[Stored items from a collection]
===
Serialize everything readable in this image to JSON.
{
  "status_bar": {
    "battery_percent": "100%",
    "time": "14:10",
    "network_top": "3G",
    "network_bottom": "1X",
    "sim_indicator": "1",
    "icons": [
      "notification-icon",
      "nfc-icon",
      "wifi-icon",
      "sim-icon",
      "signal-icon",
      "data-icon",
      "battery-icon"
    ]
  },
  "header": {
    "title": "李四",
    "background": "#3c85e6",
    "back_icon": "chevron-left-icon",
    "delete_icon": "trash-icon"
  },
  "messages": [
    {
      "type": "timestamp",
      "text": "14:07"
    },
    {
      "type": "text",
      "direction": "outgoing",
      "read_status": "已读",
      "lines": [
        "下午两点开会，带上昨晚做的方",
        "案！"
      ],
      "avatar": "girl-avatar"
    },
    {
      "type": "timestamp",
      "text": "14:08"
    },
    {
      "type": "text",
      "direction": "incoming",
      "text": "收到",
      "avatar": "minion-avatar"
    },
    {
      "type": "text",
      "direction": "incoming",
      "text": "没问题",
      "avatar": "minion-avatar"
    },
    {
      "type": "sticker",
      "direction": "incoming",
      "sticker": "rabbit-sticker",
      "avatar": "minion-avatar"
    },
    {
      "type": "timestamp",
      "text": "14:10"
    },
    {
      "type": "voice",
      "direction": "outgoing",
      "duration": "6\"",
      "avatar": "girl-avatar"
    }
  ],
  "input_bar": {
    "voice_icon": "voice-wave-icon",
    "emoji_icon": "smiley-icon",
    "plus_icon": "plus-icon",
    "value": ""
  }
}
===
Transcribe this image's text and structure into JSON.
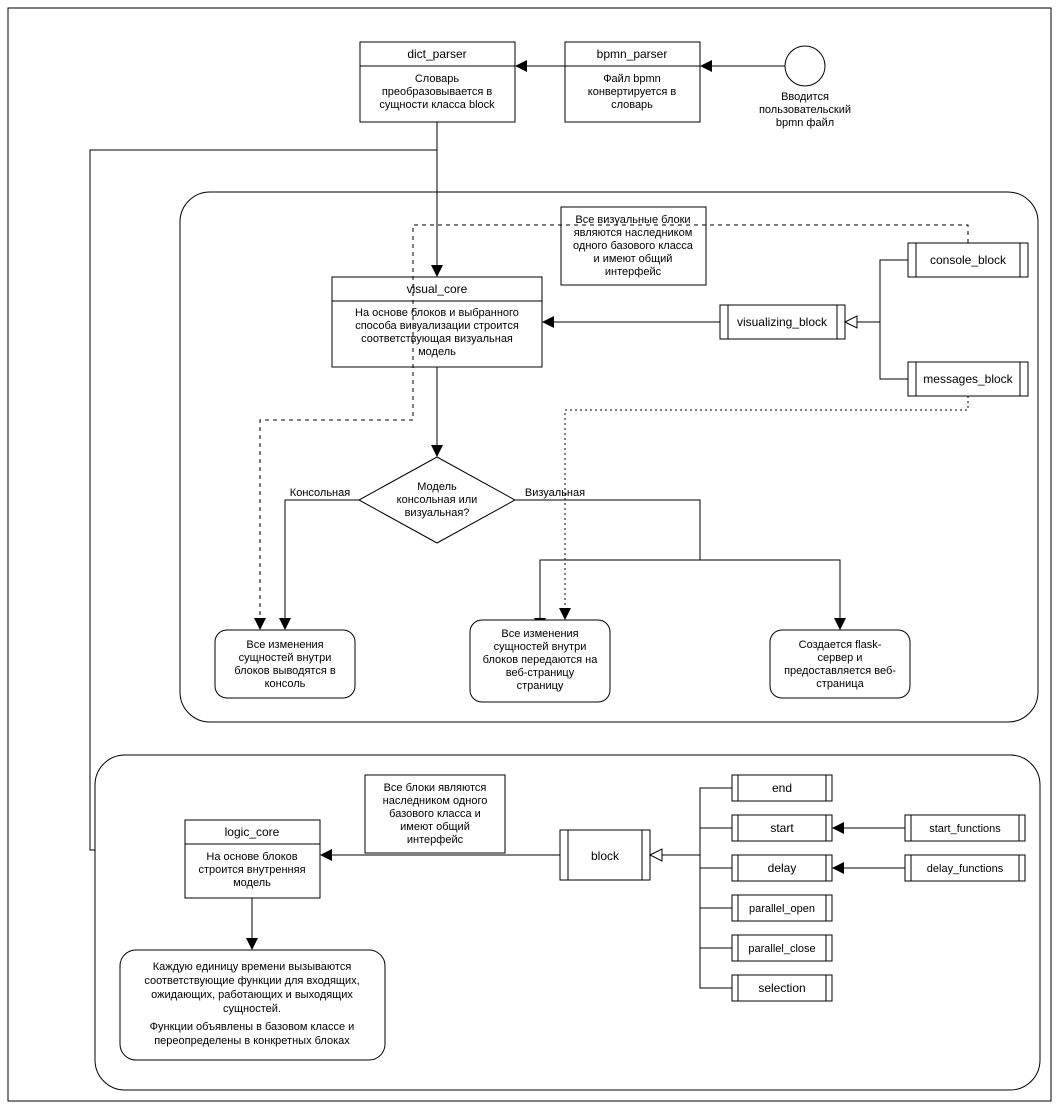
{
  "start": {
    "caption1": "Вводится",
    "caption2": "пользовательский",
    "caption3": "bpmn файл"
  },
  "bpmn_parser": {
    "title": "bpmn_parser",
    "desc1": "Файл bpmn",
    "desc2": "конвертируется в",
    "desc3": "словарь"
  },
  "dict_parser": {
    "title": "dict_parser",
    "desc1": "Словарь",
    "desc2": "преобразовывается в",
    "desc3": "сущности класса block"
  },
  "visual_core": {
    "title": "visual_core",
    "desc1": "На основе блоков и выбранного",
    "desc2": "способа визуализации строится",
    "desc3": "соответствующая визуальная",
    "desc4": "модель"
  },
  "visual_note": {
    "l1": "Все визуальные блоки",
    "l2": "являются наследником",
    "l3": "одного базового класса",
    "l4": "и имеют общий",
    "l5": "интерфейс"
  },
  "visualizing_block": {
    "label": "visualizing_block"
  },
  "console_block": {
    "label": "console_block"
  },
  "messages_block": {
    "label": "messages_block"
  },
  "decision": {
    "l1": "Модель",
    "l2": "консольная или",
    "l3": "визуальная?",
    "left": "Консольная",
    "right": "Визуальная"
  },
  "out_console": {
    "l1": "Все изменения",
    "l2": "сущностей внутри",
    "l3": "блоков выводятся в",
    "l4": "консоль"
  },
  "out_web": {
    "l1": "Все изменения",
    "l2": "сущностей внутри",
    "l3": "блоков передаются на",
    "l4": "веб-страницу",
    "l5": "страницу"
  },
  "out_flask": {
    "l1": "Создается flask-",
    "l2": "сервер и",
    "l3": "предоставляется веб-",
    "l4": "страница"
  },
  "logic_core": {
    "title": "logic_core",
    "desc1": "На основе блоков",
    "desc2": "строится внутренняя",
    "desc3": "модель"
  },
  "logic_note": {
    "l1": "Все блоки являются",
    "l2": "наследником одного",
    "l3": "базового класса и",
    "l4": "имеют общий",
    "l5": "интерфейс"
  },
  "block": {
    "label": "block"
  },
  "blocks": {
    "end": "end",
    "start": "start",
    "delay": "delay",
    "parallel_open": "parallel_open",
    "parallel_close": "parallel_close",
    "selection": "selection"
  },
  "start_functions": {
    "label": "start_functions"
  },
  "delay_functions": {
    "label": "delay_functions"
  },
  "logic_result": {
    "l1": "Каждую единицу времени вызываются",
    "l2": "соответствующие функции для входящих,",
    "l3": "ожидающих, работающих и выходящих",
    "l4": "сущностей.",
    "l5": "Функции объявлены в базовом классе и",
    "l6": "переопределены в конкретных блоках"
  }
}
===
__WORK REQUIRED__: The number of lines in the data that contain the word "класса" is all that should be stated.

__TASK OUTPUT__: 3